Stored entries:

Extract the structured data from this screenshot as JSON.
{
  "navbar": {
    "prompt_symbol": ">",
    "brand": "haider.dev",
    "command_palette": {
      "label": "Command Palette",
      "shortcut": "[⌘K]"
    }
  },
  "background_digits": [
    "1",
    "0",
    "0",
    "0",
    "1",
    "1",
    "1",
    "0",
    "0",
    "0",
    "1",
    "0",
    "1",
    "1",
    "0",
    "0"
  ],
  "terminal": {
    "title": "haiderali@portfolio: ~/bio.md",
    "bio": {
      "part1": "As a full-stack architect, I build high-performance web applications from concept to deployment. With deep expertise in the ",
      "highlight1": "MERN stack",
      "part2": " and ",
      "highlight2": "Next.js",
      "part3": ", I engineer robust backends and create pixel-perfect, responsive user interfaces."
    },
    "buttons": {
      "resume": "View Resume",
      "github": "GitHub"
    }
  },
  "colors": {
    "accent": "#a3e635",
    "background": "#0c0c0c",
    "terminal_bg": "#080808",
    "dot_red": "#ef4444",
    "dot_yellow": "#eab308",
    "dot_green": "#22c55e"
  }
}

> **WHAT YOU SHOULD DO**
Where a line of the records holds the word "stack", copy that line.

> **YOUR SOLUTION**
      "part1": "As a full-stack architect, I build high-performance web applications from concept to deployment. With deep expertise in the ",
      "highlight1": "MERN stack",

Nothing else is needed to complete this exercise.